**Given data**
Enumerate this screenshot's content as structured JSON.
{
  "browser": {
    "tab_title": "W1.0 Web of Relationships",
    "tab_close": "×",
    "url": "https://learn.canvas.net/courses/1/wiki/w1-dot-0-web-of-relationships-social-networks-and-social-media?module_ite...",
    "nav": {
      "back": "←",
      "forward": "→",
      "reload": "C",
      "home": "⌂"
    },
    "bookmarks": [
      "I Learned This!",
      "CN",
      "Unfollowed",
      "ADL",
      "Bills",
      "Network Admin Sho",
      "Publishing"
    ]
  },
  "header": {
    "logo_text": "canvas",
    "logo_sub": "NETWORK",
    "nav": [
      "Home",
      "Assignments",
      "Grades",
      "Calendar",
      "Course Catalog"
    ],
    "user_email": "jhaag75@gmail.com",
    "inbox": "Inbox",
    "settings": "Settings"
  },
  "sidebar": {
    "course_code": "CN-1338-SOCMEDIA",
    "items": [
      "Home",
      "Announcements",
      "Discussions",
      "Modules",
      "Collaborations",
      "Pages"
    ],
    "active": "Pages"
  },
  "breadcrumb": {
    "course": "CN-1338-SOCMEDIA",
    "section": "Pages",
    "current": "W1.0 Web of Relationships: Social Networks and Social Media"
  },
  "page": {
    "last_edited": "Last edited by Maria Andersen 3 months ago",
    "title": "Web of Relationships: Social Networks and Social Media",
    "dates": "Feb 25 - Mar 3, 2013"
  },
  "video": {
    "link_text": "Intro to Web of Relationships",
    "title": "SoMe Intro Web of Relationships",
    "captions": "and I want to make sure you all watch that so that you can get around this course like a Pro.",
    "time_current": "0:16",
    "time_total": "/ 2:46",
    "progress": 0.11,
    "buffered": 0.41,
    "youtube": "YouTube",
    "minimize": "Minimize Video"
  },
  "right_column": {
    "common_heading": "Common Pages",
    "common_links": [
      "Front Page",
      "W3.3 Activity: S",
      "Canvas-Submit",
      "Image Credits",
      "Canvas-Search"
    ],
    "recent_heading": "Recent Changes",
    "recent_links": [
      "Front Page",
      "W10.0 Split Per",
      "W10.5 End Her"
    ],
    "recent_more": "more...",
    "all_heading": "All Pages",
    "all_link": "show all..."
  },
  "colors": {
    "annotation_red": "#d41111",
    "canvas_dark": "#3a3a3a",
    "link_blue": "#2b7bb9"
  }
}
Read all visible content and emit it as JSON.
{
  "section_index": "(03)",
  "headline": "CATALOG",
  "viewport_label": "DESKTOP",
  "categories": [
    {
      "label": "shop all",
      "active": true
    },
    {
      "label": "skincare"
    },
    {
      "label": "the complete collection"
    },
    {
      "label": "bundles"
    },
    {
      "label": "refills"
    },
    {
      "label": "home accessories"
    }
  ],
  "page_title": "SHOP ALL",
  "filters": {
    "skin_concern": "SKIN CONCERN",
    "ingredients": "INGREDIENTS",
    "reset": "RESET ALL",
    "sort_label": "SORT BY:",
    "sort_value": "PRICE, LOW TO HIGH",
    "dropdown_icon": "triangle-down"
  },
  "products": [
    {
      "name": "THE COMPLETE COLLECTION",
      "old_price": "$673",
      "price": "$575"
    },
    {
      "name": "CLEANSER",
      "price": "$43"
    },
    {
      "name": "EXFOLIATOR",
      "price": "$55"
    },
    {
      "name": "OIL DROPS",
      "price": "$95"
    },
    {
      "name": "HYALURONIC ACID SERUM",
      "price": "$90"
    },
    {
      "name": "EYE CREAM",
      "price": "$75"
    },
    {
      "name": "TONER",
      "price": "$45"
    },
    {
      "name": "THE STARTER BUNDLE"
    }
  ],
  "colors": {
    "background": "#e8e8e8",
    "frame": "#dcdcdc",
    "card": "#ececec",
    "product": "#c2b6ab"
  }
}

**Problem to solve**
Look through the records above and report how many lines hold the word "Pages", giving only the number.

**Output below**
5